OK this does sound like I presumed a possible scenario for a new tool we're developing called DLM Dashboard. Currently it's only for SQL Server although we're looking into the possibility of creating Oracle version.
54 votesRichard Mitchell responded
You can now use Mercurial in the v3 release of the tool by using “Working folder” which saves changes to disk and allows you to use external tools to commit and retrieve your changes.
I know this isn't ideal but in our current Git beta there is a feature called "Working folder" which allows you to link Source Control for Oracle to an artbitrary directory on disk which itself can be under source control via Mercurial.
It is perhaps worth trying out.
(The work that I've done adding Git support should make Mercurial support easier in the future)
I take it that sometimes we don't clear out the pre-existing object name before creating the new name that clashes.
So I imagine what we would do is compare the file script and the database script in a merge tool and then on resolve that would become the new file script to be applied to the database.
Is that what people are imagining?

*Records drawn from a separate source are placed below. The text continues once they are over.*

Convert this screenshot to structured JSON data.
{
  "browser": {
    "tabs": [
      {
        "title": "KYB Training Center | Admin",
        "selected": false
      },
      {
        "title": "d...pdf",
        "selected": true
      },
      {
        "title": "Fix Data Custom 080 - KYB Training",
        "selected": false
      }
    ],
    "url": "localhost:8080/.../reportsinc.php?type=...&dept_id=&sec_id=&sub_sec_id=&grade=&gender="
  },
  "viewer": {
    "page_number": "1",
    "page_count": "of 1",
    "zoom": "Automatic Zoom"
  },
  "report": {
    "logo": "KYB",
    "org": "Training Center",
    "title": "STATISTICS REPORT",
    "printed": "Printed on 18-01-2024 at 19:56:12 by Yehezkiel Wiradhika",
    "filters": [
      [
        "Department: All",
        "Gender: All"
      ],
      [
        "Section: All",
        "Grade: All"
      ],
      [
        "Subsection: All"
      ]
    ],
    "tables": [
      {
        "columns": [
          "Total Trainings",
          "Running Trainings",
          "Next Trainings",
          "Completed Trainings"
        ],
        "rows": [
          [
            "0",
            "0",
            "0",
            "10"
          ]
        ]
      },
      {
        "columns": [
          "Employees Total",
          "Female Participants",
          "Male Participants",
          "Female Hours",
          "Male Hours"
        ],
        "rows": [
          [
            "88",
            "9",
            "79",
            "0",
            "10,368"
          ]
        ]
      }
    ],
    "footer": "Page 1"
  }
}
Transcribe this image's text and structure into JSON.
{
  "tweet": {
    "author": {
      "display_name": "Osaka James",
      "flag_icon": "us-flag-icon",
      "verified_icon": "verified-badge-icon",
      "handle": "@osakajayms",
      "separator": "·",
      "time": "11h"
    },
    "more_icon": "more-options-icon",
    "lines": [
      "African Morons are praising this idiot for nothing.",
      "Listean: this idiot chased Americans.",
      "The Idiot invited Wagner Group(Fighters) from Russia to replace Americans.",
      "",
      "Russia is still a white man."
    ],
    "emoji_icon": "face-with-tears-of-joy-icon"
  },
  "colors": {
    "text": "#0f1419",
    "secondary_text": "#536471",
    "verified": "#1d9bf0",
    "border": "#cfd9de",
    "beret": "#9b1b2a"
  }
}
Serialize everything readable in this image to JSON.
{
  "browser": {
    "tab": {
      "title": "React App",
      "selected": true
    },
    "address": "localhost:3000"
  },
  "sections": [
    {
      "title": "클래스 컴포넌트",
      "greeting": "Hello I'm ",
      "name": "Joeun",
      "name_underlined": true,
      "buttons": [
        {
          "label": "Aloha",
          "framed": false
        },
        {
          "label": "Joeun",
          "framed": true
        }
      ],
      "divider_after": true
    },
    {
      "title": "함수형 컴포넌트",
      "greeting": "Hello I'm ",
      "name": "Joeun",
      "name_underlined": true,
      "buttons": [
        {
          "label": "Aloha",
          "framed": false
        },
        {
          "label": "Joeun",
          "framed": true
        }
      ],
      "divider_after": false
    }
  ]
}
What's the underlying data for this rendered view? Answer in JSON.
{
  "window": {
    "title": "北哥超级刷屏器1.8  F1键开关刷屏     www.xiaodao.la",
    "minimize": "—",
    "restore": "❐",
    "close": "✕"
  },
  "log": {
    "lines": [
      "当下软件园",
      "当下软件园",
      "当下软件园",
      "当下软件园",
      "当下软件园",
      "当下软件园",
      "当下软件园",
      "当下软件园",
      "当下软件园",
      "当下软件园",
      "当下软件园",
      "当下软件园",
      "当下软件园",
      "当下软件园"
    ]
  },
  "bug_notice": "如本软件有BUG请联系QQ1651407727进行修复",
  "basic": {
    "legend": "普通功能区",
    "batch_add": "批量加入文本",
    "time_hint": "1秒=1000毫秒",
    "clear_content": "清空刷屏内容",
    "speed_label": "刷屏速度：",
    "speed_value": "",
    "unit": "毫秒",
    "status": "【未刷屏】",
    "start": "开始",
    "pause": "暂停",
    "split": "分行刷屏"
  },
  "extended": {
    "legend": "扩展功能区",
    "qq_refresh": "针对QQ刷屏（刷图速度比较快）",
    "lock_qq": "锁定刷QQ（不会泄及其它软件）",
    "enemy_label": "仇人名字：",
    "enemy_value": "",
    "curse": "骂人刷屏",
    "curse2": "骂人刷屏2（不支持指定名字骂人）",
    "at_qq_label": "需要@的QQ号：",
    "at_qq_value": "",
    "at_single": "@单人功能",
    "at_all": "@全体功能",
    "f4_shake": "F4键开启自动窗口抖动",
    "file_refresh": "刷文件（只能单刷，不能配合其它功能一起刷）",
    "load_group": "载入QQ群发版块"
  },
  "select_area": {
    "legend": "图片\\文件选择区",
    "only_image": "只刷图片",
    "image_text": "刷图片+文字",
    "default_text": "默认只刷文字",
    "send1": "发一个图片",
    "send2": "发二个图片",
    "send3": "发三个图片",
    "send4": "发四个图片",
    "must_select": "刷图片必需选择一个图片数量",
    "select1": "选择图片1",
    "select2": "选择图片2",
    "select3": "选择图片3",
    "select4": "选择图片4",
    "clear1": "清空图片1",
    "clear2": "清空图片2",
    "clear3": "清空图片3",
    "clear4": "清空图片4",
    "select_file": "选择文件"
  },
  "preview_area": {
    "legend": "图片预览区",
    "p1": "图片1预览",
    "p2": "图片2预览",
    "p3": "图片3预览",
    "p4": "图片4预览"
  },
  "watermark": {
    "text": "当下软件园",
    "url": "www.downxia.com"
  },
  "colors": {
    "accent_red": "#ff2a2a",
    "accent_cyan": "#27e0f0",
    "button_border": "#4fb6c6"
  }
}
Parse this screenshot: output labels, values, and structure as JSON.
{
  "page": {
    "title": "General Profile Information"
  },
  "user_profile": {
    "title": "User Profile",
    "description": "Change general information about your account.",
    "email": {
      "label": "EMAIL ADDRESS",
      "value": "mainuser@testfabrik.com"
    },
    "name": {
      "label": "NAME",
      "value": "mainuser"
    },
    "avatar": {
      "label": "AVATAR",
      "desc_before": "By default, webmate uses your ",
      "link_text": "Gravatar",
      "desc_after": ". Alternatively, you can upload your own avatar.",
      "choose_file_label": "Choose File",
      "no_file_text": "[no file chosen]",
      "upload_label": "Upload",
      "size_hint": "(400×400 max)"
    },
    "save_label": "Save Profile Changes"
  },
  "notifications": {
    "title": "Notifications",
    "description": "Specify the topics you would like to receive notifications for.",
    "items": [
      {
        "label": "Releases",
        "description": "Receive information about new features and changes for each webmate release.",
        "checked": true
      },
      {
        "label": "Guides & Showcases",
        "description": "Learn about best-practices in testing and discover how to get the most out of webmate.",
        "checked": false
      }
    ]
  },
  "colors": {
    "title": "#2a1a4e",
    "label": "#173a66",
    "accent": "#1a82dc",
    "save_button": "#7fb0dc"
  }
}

Annoyingly I think you could do this via a filter mechanism I've added into Source Control for Oracle lately. I am planning on back-porting it into Schema Compare at some point in the future. This would allow you set a textual object filter to exclude objects with names containing "ggs_" - would that be enough?
I'm trying to avoid option proliferation, although it's no great problem for most users.
In the DBA_LOG_GROUPS table what is the value of the GENERATED column? I'm expecting 'GENERATED NAME' for system generated names. The name prefix 'ggs_' doesn't seem like a system generated name as these normally start with 'sys_'
I presume this is on 12c.
Just to confirm this is because the list doesn’t currently allow multiple rows to be selected currently. Correct?
Is this hide a permanent thing or just until you perform a check-in?
I'm not sure what you mean by this request. Can you clarify?